Then I found what I was looking for. It was a small store south of Thibodaux named The Bourgeois Meat Market. The sign out front said all I needed to know. Their slogan “Miracles In Meat” will forever be etched in my mind. Without a planned route to explore the back country we needed local advice and the butchers of Bourgeois were more than willing to help. First I purchased some fresh Cajun beef jerky at $20. per lb to break the ice, the jerky was the real deal too unlike that bagged tasteless leather sold in mini-marts. Then we asked the fellow where we could find a back road to photograph rustic Cajun cyprus tree swampland. While describing directions in the thickest of Cajun accents he drew a map on a piece of butcher paper with a grease pencil.

After mentioning to him that we saw a lot of folks on the roadside who appeared to be catching crawfish he smiled and said it was “a way of life down here”. We thanked him and headed west.

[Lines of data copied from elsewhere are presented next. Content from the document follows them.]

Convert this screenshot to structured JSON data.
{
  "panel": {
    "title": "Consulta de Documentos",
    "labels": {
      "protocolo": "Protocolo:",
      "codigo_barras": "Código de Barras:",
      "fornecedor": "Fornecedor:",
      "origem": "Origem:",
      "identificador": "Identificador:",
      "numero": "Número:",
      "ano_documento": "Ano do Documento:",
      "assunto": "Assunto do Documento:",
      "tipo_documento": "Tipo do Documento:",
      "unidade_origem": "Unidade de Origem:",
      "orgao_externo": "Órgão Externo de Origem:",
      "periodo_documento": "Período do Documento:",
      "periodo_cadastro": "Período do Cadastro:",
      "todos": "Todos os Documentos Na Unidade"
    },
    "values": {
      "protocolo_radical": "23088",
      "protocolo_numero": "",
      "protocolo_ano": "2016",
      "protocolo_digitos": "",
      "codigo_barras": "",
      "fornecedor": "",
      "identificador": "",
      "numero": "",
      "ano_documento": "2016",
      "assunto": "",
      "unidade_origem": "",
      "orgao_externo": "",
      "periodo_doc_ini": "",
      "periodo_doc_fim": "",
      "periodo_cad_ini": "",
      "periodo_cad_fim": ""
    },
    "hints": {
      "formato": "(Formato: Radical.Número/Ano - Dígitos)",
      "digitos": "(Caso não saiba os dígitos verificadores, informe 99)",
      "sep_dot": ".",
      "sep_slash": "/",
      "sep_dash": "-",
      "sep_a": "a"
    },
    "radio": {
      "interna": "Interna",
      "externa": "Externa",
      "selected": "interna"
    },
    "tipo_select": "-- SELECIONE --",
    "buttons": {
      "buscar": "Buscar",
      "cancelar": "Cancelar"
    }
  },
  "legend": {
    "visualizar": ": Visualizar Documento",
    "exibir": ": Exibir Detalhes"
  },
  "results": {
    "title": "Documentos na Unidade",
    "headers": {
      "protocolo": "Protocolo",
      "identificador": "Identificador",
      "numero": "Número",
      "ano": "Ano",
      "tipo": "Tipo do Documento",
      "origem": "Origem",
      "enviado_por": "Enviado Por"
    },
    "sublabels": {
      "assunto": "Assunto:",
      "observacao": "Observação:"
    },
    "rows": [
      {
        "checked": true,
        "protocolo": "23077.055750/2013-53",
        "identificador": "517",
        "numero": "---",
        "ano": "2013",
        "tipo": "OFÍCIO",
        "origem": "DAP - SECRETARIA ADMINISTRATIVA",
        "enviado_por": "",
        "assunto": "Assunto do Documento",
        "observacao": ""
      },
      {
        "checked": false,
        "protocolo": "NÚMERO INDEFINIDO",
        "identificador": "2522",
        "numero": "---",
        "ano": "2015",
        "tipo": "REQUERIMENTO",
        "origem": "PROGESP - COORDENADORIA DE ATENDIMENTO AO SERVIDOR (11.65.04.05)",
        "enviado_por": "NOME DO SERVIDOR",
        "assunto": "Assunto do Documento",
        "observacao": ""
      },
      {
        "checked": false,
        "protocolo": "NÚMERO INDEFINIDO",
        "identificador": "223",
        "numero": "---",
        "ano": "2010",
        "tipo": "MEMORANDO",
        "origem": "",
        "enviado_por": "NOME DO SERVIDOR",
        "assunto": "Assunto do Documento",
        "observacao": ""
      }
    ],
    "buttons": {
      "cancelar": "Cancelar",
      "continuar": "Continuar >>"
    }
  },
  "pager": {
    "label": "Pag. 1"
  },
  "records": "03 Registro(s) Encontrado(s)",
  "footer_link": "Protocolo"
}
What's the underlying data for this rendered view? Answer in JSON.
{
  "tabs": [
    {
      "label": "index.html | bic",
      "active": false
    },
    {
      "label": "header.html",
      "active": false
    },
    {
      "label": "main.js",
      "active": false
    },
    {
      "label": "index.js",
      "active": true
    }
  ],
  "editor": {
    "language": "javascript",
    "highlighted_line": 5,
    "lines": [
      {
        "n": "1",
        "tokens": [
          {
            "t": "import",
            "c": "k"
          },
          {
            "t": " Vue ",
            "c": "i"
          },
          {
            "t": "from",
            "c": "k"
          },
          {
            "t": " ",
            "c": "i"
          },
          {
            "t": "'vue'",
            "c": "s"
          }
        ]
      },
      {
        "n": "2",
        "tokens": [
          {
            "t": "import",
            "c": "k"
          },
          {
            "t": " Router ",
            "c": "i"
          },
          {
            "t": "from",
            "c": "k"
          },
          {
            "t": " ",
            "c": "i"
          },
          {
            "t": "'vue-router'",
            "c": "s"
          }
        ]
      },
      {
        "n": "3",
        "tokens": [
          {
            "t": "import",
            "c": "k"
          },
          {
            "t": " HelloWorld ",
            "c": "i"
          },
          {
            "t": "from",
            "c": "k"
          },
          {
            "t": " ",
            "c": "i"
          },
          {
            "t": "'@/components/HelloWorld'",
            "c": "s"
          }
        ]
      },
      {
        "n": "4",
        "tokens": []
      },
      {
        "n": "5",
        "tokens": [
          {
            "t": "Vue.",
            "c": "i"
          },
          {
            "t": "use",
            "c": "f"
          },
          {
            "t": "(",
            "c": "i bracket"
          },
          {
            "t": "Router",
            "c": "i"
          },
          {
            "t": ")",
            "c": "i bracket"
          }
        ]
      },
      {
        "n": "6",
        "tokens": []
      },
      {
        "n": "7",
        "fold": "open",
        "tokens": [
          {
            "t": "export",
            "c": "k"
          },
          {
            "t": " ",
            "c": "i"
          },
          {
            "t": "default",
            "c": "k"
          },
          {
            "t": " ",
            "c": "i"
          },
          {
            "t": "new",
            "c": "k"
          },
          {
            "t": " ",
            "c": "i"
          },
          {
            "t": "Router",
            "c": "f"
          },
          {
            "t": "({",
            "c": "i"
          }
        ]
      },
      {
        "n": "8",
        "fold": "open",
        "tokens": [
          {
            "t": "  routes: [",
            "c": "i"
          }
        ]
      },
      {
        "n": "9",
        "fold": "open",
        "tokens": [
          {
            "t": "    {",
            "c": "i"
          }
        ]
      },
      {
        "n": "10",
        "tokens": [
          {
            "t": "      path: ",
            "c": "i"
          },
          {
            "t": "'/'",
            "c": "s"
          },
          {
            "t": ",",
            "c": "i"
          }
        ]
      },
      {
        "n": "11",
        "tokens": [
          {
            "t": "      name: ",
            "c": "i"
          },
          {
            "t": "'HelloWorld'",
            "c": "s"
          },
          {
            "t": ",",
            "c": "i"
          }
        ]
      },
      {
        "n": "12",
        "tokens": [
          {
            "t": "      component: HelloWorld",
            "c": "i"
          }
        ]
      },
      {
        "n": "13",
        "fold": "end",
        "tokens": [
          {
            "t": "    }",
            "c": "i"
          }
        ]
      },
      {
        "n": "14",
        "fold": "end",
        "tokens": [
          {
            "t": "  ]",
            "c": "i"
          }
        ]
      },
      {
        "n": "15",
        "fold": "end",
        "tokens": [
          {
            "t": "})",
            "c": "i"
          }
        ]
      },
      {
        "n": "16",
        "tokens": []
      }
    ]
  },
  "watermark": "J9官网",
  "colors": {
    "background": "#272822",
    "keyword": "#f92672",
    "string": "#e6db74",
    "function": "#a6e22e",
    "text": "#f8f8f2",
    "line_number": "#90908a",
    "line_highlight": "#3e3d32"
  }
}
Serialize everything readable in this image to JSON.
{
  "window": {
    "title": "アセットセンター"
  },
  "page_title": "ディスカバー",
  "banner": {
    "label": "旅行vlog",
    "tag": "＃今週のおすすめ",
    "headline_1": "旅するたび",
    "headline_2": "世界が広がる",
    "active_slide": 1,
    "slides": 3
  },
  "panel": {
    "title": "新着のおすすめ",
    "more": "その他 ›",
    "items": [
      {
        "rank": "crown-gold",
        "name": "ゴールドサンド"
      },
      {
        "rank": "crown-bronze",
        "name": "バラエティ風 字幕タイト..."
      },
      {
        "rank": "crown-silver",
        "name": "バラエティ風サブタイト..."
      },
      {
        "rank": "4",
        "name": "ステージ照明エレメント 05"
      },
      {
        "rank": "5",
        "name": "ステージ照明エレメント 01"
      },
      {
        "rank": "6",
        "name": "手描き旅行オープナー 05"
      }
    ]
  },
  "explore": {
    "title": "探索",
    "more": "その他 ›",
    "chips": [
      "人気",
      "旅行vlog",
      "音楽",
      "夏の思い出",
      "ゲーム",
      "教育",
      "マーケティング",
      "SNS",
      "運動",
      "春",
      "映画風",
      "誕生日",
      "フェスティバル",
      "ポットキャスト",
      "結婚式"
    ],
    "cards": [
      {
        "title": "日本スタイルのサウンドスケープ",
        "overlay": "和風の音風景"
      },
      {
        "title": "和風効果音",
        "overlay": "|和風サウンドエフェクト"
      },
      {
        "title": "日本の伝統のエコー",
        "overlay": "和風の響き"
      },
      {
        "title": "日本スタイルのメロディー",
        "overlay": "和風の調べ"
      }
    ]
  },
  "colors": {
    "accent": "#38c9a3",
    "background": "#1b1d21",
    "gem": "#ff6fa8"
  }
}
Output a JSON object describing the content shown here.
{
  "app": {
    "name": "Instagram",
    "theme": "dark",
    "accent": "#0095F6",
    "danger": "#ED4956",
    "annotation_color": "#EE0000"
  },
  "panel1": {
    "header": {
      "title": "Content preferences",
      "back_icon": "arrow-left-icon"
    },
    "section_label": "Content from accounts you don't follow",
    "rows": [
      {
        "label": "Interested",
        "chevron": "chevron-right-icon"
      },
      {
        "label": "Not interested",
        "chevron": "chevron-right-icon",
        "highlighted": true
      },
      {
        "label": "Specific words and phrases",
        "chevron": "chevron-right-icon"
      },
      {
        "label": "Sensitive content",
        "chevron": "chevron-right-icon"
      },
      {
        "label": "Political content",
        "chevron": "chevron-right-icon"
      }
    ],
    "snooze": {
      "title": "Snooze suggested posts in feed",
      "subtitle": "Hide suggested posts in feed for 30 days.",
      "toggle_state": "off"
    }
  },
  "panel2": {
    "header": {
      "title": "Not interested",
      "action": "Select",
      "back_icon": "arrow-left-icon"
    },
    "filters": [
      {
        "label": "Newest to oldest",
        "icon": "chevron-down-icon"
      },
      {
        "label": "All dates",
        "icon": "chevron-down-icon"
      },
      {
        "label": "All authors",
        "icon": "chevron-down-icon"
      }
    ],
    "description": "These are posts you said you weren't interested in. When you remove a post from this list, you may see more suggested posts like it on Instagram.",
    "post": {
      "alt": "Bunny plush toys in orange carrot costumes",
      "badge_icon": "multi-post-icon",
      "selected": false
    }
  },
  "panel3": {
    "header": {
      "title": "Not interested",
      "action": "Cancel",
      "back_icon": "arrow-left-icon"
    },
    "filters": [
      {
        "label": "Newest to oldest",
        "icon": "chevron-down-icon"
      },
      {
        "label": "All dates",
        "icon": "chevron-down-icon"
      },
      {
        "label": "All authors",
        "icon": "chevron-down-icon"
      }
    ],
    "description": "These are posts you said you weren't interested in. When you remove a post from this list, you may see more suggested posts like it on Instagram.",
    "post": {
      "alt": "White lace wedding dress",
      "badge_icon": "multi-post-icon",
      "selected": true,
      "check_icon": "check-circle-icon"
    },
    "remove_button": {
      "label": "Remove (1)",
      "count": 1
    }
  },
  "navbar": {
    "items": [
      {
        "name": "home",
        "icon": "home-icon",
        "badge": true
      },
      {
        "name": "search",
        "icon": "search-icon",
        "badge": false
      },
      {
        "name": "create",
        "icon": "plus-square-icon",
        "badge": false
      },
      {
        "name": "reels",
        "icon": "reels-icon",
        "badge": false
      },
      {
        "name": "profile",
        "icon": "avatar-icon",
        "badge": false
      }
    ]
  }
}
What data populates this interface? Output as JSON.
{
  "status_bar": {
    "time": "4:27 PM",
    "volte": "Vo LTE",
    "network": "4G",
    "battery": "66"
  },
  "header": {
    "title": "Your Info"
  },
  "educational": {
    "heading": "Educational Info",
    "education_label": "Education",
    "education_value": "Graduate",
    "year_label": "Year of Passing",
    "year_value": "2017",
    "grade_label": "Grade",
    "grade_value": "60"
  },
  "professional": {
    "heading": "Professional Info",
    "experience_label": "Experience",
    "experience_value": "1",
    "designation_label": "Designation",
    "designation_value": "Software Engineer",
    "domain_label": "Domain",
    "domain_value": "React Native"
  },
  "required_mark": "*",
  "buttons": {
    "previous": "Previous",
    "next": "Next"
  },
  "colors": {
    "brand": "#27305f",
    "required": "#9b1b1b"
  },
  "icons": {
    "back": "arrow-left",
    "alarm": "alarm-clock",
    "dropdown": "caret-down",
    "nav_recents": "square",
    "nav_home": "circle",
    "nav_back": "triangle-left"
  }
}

That delicious pound of jerky didn’t last ten minutes in the car as we followed his unmarked map. This is what we were looking for, a lonely two-laner with swamp on either side. The water level was noticeably low. It was a desolate span with gated oil pipeline dirt access roads heading off into the swamp on either side. Up ahead was a parked car on the side of the road. As we neared the car it became obvious this was a lone craw-fisherman. As I slowed down I swear she turned and said to me, “Don’t stop, he could kill us”. I laughed out loud and stopped anyway.


When this gentleman approached our groovy tourist rent-a-car I asked out the window what he was catching and he said, “crawfish, what else?” I got out with the camera and he gave me a lesson in catching crawfish, no questions asked.


He used over thirty small 2’x2’ nets held together on each corner by spring steel wires joined at the top. Tied to the top loop was a day-glo ribbon for easy identification in the reflective swampy earth tones. The center of the net contained a clamp that held a piece of fresh cow spleen, for bait. My new buddy (we’ll call him Boudreaux) walked me along the road with a long pole he used to grab the net loop and pulled one net up. Sure enough it had crawfish chomping on fresh cow spleen. These little buggers would not let go of that cow spleen bait, Boudreaux had to pull them off. The swamp water was quite low, 12” deep near the road where all his nets were placed. There was no need for waders or knee-boots, the nets were within easy reach of his pole.


Crawdadding, or whatever it’s called, takes only a fishing license and minimum equipment and effort. There is no limit on size or amount of crawfish taken. Boudreaux told me that they’re just fine after freezing and he uses a vacuum sealer to bag them. Smart. He claimed he has a large freezer in his garage that he uses only to store crawfish, crab, redfish and other game. Good eats. Cheap eats.

Boudreaux told me these dads were on the small side but that in a few weeks their size would double. He had his large Igloo cooler half-filled within an hour before we arrived on the scene.


Oh, and Boudreaux was no ordinary Cajun. He happened to be an off-duty Terrebonne Parrish deputy sheriff and on the swat team. He was the friendliest person one would expect to meet in a dense and remote Louisiana swamp. We talked a while about fishing and hunting. We bonded. He told me that in a month or so he would be traveling south of Houma on weekends where freshwater meets saltwater from the gulf. There he would be catching coolers full of blue crabs.

Crawfish IS a way of life in south Louisiana. Even the local potato chip company sells crawfish flavored chips.


They tasted like gumbo to me. Not that it is a bad thing.


The Louisiana license plate contains the slogan ‘Sportsman’s Paradise’.
It’s definitely that and so much more.
.

2 comments:

Dan from Madison said...

Awesome! I remember driving through Houma several years ago and remembering how destitute that place was. Grinding poverty.

One thing you don't mention is the pace down there - it is incredibly slow and relaxing when you get out of NO itself. At first it drove me nuts but I learned to enjoy it and let it happen. Time is valued differently there than here.

sk8 said...

looks like fun. Both to catch and eat.